Chris Taylor talks about the overlooked ‘investing by contract’ benefits of structured products
When it comes to structured products, the most obvious risk is well-known to be the 'counterparty risk', i.e. the risk that the bank behind a product can go bust and cause loss of capital. But rather than add more column inches to stating that advisers and investors should always ensure that they are cognisant of this risk, I'd like to flip the point on its head and talk about an overlooked point, which is 'the contract benefit' – as opposed to the risk – of the counterparty banks behind structured products!
The basic risk of structured products is that the counterparty banks must stay in business – but their major benefit is that they equate to 'investing by contract' and the contracts can remove or reduce some key risks that many investors naturally want to avoid… but have often been 'educated' to think that they can't.
Most specifically, structured products can remove or reduce 'market downside risk', i.e. the risk of markets going down and investors losing capital.
In addition they can also remove or reduce 'market upside risk', i.e. the risk that markets don't go up and generate the returns investors need.
But perhaps more interestingly, structured products can remove 'active fund management process risk', i.e. the risk that active fund management doesn't deliver the performance, or the risk control, that it marketed itself as being capable of providing (noting that the marketing of actively managed funds is actually based on nothing more than aims and objectives, or hopes, not legally binding contracts!).
The fact is that the counterparty banks behind structured products take on risks that exist in other types of investments, such as mutual funds, and turn them on their heads… by legally and contractually defining both risk and return. And the contracts mean that the process risk falls on the counterparties, not investors.
And that is the eureka point… that structured products equate to 'investing by contract'.
Investors in structured products basically delegate the process risk of investing to a major investment bank, the counterparty, which becomes legally obligated to deliver the terms of the contract at maturity, regardless of their process, unless they are bust.
This is a major benefit of structured products, but it is being overlooked by some advisers and investors, because they're only focusing on the obvious risks, not the less obvious benefits.
Yes, the process behind a structured product may involve some 'clever stuff', in order for the counterparty bank to 'hedge' their legal obligation to deliver the terms of the products they issue, at maturity.
But investors in structured products are not investing into the counterparty's process – unlike active fund management, where if a fund manager's process fails it's the investor who carries the risk and suffers.
Investors in structured products are investing in contracts! And the contracts are usually issued by some of the world's strongest financial institutions, who take the process risk of investing away from the investor and carry and own the risk themselves.
Investors in structured products therefore have very different considerations to investors in active funds.
"The fact is that the counterparty banks behind structured product take on risks that exist in other types of investments, such as mutual funds, and turn them on their heads… by contractually defining both market risk and return. And the contracts mean that the process risk falls on the counterparties, not investors."
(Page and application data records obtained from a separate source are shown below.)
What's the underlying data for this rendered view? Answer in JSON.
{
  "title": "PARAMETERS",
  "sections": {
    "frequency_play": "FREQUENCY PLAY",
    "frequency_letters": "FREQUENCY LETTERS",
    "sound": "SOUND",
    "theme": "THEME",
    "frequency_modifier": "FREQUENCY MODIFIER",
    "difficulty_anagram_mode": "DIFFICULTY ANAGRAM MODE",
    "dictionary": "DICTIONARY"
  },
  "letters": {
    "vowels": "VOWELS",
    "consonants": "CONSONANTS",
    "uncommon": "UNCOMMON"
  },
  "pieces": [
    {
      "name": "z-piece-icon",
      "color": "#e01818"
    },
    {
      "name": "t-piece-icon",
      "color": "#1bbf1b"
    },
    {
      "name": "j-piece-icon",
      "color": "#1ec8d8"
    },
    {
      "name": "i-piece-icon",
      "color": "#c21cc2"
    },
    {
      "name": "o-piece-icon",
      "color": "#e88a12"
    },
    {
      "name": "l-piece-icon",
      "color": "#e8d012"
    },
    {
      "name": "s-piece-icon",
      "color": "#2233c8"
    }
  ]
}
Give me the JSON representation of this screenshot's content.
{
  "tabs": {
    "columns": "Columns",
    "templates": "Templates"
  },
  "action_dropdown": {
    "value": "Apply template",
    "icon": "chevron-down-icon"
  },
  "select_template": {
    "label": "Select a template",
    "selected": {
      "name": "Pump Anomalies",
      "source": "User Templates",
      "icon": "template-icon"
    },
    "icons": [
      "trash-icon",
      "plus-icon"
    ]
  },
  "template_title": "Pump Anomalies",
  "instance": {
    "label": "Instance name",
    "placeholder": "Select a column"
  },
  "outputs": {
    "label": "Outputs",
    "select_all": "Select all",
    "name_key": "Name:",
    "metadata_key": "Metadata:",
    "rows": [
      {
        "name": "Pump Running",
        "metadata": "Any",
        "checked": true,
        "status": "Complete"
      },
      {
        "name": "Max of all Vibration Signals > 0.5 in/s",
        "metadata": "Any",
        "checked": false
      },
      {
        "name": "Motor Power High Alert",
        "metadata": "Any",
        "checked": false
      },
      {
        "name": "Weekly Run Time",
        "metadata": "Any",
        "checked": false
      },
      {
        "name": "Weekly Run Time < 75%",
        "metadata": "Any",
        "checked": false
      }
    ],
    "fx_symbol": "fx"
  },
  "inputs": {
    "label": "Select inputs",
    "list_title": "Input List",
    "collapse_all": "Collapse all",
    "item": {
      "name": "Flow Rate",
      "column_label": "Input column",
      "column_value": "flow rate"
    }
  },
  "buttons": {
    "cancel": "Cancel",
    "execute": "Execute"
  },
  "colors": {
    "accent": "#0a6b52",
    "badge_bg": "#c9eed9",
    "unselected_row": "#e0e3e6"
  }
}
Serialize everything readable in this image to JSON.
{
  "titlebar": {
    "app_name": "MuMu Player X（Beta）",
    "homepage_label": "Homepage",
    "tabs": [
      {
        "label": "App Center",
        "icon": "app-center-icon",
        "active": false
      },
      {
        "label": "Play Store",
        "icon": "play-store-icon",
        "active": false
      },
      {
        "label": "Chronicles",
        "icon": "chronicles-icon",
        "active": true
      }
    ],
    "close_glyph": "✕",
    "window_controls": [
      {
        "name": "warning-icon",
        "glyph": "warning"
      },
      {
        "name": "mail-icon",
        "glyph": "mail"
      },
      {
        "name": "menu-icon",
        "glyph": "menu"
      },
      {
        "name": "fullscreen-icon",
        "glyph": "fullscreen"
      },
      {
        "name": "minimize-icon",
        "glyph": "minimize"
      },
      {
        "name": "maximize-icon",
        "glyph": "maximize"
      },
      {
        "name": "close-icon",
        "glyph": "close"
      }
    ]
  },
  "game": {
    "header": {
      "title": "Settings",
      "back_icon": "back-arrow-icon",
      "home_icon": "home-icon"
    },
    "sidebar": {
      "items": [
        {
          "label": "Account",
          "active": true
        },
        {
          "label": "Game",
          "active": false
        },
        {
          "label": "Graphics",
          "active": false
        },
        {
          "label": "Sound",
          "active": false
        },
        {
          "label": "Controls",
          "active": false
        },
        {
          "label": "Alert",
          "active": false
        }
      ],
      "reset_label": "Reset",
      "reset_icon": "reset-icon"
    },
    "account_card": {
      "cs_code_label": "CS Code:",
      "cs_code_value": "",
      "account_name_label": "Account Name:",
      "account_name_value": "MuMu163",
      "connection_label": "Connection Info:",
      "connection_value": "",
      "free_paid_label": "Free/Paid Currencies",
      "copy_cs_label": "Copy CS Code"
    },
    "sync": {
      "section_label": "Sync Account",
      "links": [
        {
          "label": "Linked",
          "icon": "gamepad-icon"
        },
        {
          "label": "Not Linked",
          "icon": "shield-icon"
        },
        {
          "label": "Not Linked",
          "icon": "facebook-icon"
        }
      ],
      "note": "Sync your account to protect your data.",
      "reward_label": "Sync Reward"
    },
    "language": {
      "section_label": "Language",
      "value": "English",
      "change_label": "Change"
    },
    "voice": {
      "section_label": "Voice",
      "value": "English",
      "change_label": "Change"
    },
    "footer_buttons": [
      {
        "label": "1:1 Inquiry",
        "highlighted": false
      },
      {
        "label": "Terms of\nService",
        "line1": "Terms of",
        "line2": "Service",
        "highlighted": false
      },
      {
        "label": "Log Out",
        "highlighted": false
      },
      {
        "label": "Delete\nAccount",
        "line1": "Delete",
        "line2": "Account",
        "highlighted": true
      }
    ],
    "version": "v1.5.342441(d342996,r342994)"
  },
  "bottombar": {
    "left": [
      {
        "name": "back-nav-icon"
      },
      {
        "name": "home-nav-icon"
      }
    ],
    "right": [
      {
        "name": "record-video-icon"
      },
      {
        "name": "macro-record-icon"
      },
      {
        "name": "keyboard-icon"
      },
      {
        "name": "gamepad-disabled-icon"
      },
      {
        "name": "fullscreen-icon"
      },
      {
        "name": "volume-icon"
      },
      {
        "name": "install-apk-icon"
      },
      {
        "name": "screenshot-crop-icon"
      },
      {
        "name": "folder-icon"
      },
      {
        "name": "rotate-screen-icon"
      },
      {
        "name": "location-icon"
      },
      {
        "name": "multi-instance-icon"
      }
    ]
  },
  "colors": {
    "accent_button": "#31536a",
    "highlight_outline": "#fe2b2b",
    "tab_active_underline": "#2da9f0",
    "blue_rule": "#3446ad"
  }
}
The key consideration is the strength of the bank behind the product and whether they will still be in business at maturity – and, of course, the world's biggest banks like to stay in business, and governments, central banks, regulators, shareholders, deposit holders, employees, etc. also like them to!
There is no such thing as a perfect investment. As with any investment, there are risks that need to be understood with structured products. However, many investors may find it easier to consider whether a major global bank is likely to stay in business, than what may or may not happen to the stock market. And many investor portfolios may benefit from the contract benefits of structured products, particularly in a challenging market environment.
A good approach to portfolio construction is to diversify across various types of investments, as well as considering asset class and geography.In other words to align: the best of active funds; the best of passive funds (pretty much everybody seems to like passive and smart beta these days!); AND the best of structured products… especially because there are some things that active and passive funds can't do, that structured products do… and do by contract.
Matured structured products performance facts:
StructuredProductReview reviewed all structured products which matured over 10 years between January 2009 – December 2018:
- 3670 structured products matured.
- 3613 (98.45%) generated positive returns or repaid capital.
- The average return of all maturing products was 6.23% p.a.
- The average return of all maturing capital-at-risk products was 7.9% p.a.
- The average return of all maturing capital-at-risk kick-out products was 8.55% p.a.
- Only 57 (1.55%) maturing structured products created a loss for investors
- Only 5 of these loss-producing products were single index, linked to the FTSE 100
- The average duration of all maturing structured products was 3.78 years
These past performance facts clearly evidence the potential virtues, merits and efficacy of investors including structured products in diversified and balanced portfolios.
Particularly in a challenging market environment, it may be hard to identify investment funds or products more likely to deliver strong positive returns than 'best of breed' structured products, especially those which are designed to generate positive returns without requiring the stock market to rise, with a defined level of protection if the stock market falls.